Suggested Reads (I guess): Getting to Know ArcGIS Desktop: The Basics of ArcView, ArcEditor, and ArcInfo Updated for ArcGIS 9 (Getting to Know series) and SQL For Dummies
This is a quick top tip for a problem which has been bugging me for some time.
EDIT: This is my 100th post! Where’s the cake?
Someone on twitter called @longcreative said “Love Chrome. Really hate how it handles PDFs.” which stirred me into action. I too like using the Chrome web browser, but I have really hated how it opened PDFs automatically with it’s own viewer.
Okay you may not like Adobe’s offering either but I really don’t remember being given any the choice as to how PDFs are handled. To be honest until recently I thought I was using Adobe Reader in Chrome and they had done a special version just for Chrome.
|Damn you Chrome PDF Viewer
So how does one go about disabling Chrome’s (mis)handling of PDFs? Simple type this in the address bar:
Then scroll down to the obviously labelled “Chrome PDF Viewer” and click on “disable“. You could also from here re-enable Adobe’s offering but may I suggest you choose to leave both alone and download the pdf, scan it for viruses and only then open it in your favourite PDF reader?
Okay my first mapping using Mapbiquity, please be patient sometimes the mapping takes a couple of seconds to load….
“because maps should be everywhere”
No truer word was written…
Mapping is a wonderful business, those into GIS really love mucking about with all that data. But there is one thing I know that is universally hated, yes it’s printing or making it at the very least available to others (you know online…..).
|Look it’s Cumbria!
Well Mapbiquity is a new kid on the block that aims to get all those shapefiles you have, hosted and displayed online. It takes you through a 3 step process upload, style and maps to create a map and then provides you with some code that you paste into your site to display your map. It uses Google maps as its background which I can imagine in the UK concerning some users when it comes to Terms and Conditions (ah don’t you just love licensing and terms?!).
The process works pretty well I had some trouble placing it on blogger (my blogging platform here), however support was very forth coming and some code was rustled up for me.
I really like the idea of an online mapping solution that fills the gap between free and expensive to host GIS files.
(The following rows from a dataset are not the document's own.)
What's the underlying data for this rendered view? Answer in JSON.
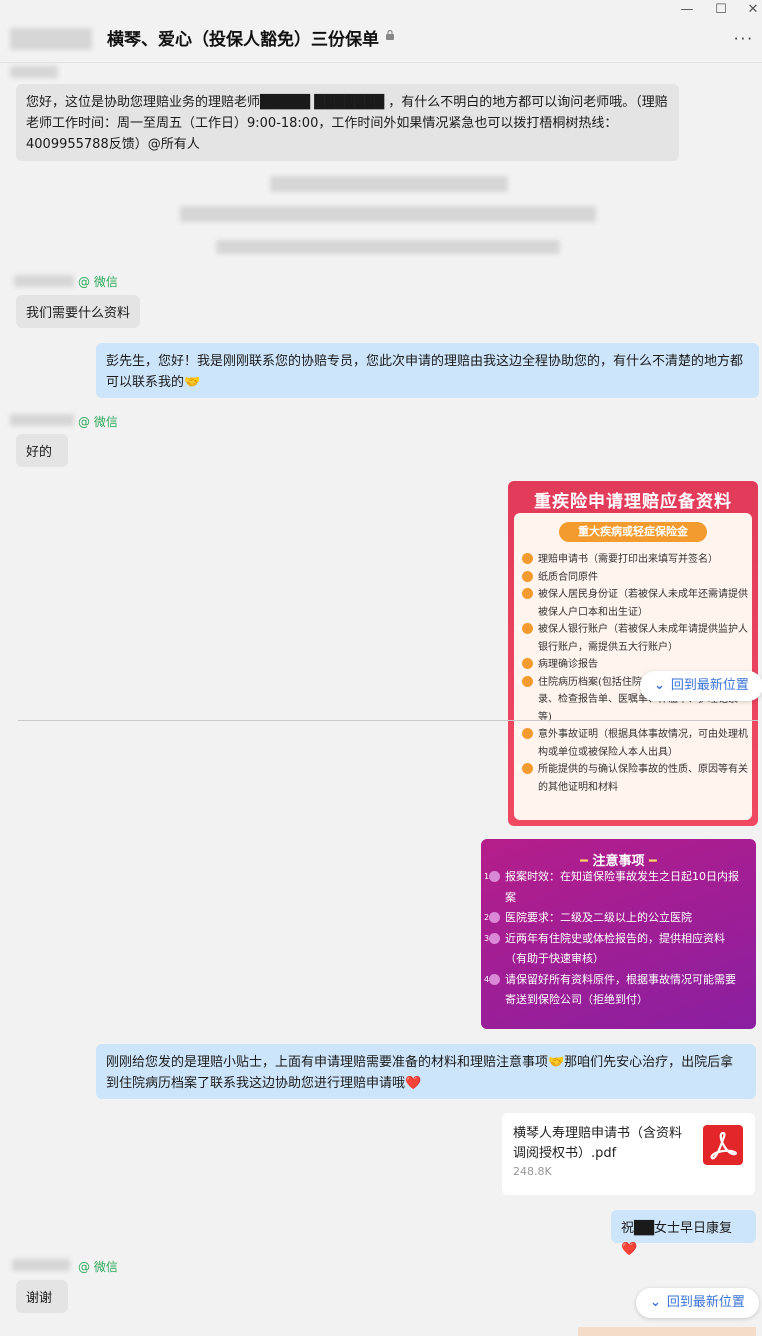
{
  "window": {
    "title": "横琴、爱心（投保人豁免）三份保单",
    "minimize": "—",
    "maximize": "☐",
    "close": "✕",
    "more": "···"
  },
  "messages": {
    "announcement": "您好，这位是协助您理赔业务的理赔老师█████ ███████ ，有什么不明白的地方都可以询问老师哦。（理赔老师工作时间：周一至周五（工作日）9:00-18:00，工作时间外如果情况紧急也可以拨打梧桐树热线：4009955788反馈）@所有人",
    "wechat_tag": "@ 微信",
    "q1": "我们需要什么资料",
    "a1": "彭先生，您好！我是刚刚联系您的协赔专员，您此次申请的理赔由我这边全程协助您的，有什么不清楚的地方都可以联系我的🤝",
    "q2": "好的",
    "tip": "刚刚给您发的是理赔小贴士，上面有申请理赔需要准备的材料和理赔注意事项🤝那咱们先安心治疗，出院后拿到住院病历档案了联系我这边协助您进行理赔申请哦❤️",
    "wish": "祝██女士早日康复❤️",
    "thanks": "谢谢"
  },
  "image1": {
    "banner": "重疾险申请理赔应备资料",
    "subtitle": "重大疾病或轻症保险金",
    "items": [
      "理赔申请书（需要打印出来填写并签名）",
      "纸质合同原件",
      "被保人居民身份证（若被保人未成年还需请提供被保人户口本和出生证）",
      "被保人银行账户（若被保人未成年请提供监护人银行账户，需提供五大行账户）",
      "病理确诊报告",
      "住院病历档案(包括住院…出院记录、手术记录、检查报告单、医嘱单、体温单、护理记录等)",
      "意外事故证明（根据具体事故情况，可由处理机构或单位或被保险人本人出具）",
      "所能提供的与确认保险事故的性质、原因等有关的其他证明和材料"
    ]
  },
  "image2": {
    "heading": "注意事项",
    "items": [
      "报案时效：在知道保险事故发生之日起10日内报案",
      "医院要求：二级及二级以上的公立医院",
      "近两年有住院史或体检报告的，提供相应资料（有助于快速审核）",
      "请保留好所有资料原件，根据事故情况可能需要寄送到保险公司（拒绝到付）"
    ]
  },
  "file": {
    "name": "横琴人寿理赔申请书（含资料调阅授权书）.pdf",
    "size": "248.8K"
  },
  "jump_latest": "回到最新位置",
  "colors": {
    "bubble_blue": "#cde5fb",
    "bubble_gray": "#e4e4e4",
    "wechat_green": "#2faa5b",
    "link_blue": "#3a73d8",
    "pdf_red": "#e2262a"
  }
}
However I have some concerns that those who know about shapefiles might want more functionality (or something other than a Google background, for example OpenStreetMap).
I would highly recommend anyone with a few shapefiles hanging around and an urge to put some maps online trying this new service out (the starter package gives you 10MB for free)! It promises to allow you to create some good looking maps.
I wish the Mapbiquity team all the best and look forward to new features and functionality!